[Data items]
____________

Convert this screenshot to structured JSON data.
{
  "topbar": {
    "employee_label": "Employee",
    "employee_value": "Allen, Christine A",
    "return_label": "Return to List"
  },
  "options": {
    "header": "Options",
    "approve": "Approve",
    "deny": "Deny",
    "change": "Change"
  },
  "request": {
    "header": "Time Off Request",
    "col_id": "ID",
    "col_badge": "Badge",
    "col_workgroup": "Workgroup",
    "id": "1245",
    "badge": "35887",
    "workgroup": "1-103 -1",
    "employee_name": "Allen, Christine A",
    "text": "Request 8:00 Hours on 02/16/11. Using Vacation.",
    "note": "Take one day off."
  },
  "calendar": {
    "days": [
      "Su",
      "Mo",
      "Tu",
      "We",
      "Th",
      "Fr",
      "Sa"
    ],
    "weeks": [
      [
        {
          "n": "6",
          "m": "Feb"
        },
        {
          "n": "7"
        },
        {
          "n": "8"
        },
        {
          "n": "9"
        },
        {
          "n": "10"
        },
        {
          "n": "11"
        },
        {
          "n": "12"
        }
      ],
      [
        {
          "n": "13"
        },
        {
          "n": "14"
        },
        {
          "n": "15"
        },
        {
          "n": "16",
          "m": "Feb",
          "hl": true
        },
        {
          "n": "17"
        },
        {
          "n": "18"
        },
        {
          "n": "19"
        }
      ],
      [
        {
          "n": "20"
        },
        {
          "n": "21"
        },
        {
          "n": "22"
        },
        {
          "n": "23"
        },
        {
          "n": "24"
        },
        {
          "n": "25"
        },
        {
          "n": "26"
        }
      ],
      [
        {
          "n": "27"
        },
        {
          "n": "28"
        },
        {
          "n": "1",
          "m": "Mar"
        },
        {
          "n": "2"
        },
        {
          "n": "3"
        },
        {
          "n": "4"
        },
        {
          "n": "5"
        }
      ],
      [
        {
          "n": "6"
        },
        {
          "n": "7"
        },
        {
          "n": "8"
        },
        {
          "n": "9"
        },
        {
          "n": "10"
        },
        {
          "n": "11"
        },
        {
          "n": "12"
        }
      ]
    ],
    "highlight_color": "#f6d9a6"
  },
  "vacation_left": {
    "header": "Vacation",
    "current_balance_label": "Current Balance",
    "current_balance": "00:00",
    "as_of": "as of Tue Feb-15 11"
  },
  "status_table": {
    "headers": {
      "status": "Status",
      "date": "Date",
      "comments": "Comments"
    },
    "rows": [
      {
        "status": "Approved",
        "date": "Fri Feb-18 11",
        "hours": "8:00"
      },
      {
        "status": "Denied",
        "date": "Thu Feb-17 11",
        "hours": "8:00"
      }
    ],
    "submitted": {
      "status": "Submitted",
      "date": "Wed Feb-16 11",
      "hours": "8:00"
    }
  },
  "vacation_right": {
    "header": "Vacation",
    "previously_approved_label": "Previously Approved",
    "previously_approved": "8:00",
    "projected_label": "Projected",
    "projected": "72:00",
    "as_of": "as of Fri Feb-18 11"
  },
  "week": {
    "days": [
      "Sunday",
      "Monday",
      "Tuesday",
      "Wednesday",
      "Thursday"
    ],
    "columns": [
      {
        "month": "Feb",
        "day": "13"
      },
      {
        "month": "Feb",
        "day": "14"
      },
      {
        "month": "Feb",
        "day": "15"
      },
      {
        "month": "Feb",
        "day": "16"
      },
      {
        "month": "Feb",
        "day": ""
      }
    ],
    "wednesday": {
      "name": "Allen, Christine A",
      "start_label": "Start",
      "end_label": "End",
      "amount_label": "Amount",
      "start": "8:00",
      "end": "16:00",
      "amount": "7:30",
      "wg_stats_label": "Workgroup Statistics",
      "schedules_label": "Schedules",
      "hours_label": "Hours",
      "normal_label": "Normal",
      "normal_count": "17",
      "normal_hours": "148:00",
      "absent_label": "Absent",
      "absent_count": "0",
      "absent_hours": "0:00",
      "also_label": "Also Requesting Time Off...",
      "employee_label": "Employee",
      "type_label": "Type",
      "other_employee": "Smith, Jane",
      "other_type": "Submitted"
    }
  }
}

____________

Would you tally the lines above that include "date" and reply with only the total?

Written solution: 4